We experience ourselves as conscious, living creatures, fundamentally distinct from rocks or machines that have no such inner experience. Neo-Darwinism explains this away by asserting that consciousness is an illusion because we are really reducible to complex chemical reactions that are in no way living or self-aware. We are a molecular machine that mistakenly thinks it is alive. Or, neo-Darwinism affirms that we really are conscious creatures, but that the complexity of consciousness is simply an historical accident of purely material, random causes.
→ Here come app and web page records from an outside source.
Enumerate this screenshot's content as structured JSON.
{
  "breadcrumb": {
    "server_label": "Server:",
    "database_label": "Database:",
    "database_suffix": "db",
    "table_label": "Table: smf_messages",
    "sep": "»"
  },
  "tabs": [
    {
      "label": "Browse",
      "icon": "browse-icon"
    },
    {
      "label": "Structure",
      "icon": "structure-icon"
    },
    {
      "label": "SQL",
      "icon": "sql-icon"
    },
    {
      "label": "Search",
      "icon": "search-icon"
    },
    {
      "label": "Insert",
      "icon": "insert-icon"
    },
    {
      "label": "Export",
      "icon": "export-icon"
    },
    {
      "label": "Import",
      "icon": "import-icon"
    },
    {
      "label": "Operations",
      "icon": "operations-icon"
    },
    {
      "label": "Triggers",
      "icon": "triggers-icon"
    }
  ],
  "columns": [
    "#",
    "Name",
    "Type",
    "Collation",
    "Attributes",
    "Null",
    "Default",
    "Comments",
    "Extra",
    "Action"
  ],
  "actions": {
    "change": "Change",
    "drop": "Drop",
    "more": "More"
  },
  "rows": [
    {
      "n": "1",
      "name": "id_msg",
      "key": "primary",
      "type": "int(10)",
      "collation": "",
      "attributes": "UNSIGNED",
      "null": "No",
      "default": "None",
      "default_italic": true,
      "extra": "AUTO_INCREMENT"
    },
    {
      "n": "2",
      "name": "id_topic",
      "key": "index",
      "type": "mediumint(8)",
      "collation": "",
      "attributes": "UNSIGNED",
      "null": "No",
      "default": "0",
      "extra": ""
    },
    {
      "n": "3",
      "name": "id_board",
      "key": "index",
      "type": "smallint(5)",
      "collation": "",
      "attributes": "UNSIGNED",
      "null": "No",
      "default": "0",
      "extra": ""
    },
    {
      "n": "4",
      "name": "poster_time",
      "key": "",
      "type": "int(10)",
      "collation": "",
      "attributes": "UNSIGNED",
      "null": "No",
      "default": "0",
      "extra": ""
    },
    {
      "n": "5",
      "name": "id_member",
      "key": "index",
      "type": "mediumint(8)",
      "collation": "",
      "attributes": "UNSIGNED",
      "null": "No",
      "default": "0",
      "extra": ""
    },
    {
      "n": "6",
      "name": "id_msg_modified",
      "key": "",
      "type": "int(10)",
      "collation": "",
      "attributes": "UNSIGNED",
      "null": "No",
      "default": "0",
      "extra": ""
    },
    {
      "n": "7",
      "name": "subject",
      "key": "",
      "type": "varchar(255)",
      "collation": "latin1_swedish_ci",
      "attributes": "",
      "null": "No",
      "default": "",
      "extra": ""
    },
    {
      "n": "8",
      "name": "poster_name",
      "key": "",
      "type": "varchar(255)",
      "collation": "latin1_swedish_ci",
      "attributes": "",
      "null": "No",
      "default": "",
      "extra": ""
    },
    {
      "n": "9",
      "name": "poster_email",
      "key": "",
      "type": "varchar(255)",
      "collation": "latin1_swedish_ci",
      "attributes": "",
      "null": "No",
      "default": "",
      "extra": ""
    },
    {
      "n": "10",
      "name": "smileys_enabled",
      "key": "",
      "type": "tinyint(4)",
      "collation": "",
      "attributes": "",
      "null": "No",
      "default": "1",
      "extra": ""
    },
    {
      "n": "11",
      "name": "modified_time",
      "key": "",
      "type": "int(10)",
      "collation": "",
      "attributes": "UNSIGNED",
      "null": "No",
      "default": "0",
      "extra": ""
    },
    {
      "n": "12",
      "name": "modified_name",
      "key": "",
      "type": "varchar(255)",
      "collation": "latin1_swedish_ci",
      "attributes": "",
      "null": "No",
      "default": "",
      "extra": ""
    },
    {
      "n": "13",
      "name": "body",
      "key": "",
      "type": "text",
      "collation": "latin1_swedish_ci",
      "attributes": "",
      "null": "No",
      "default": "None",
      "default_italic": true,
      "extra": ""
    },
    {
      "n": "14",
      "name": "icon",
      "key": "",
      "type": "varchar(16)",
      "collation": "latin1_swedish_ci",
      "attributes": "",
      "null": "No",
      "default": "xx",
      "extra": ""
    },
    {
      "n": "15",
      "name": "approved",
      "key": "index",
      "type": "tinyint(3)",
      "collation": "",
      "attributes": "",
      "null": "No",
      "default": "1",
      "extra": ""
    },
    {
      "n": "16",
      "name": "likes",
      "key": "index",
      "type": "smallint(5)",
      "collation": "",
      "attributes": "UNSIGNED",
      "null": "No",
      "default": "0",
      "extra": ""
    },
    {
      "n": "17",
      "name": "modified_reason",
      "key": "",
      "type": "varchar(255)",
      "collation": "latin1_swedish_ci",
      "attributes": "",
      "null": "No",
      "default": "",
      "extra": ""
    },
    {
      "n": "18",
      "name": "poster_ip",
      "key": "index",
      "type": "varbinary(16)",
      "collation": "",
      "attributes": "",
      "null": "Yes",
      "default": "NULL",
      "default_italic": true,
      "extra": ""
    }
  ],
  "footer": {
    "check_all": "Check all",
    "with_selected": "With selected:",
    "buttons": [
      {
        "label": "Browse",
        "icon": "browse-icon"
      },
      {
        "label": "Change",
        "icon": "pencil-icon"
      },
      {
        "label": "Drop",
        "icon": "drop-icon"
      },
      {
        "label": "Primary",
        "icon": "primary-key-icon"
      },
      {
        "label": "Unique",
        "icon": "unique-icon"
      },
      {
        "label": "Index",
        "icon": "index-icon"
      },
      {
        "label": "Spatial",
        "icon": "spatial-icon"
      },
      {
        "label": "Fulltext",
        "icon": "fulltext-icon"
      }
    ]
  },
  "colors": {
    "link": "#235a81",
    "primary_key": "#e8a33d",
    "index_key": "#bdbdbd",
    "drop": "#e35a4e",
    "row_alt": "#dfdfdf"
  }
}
For Nagel, both explanations are false to the facts. Consciousness is not illusory, but is one of the very real, complex and amazing facts that science must explain—not explain away. Further, that something so amazingly complex as consciousness could arise by accident is even more implausible than that life itself could have arisen by a series of unimaginably fortunate accidents.
The same is even more true for our ability to reason. For neo-Darwinists, our capacity to reason must be reducible to its original utility in the struggle to survive. As a result, reason doesn’t really tell us what is true, but what may or may not seem useful on a very rudimentary, practical animal level. But, Nagel argues, reason does tell us what is true, and does so in elaborate and astounding ways in science itself, ways that go far beyond what could ever be produced in the mere struggle to survive. Neo-Darwinism therefore fails to explain reason, and reason is a fundamental fact that science must try to explain, not explain away. Mind is not an accident of a mindless cosmos; somehow, the cosmos is built from the beginning to produce mind.
Finally, neo-Darwinism asserts that morality must always be accidental and relative: what we regard as moral is an accident of our evolutionary history, and what we believe to be morally good is relative to that history. As Nagel notes, neo-Darwinism thereby ultimately undermines any notion that we truly grasp, through our reason, what is really, independently, morally good. It destroys our moral capacities, rather than explains them. But, Nagel asserts, we actually have developed into creatures who truly know what is morally good, just as we have developed into creatures who can discover truths in regard to nature, mathematics, logic, and philosophy.
Therefore, argues Nagel, our account of this evolutionary development must be entirely rethought and reconstructed from the ground up. Any legitimate account of evolutionary science must explain how we have developed the extraordinary, magnificent, and very real capacities for consciousness, rationality, and morality. Anything less will not be science, but mere materialist ideology posing as science.
That is why Thomas Nagel made his fellow atheists hopping mad. They realize—and I think rightly so—that Nagel, an atheist, is doing two things that would ultimately reduce their established secular worldview to rubble.
First, he is daring to question the reductionist, materialist assumptions because, on their own terms, they are proving to be incoherent and inadequate. To state the obvious, a view of science that asserts that reason cannot know the truth is at odds with that science’s own claims to being true.
Second, in showing neo-Darwinian reductionism to be inadequate, and upheld more by ideology than evidence, Nagel is (whatever he may intend or desire or fear) opening the door to allow a Divine foot in. Materialism purposely reduced the world to a random, purposeless mindless mechanism so that any upward rung of a ladder leading up to God might be knocked out. Nagel is arguing that we need to put those rungs back in place—as the facts demand.
Can it be done without those rungs leading up to God? Nagel understands that his attempt to outline a non-reductionist theory of nature might very well lead to a strengthening of theism—much against his own inclination. But unlike his atheist adversaries, he is brave enough to face the facts, and give it a try.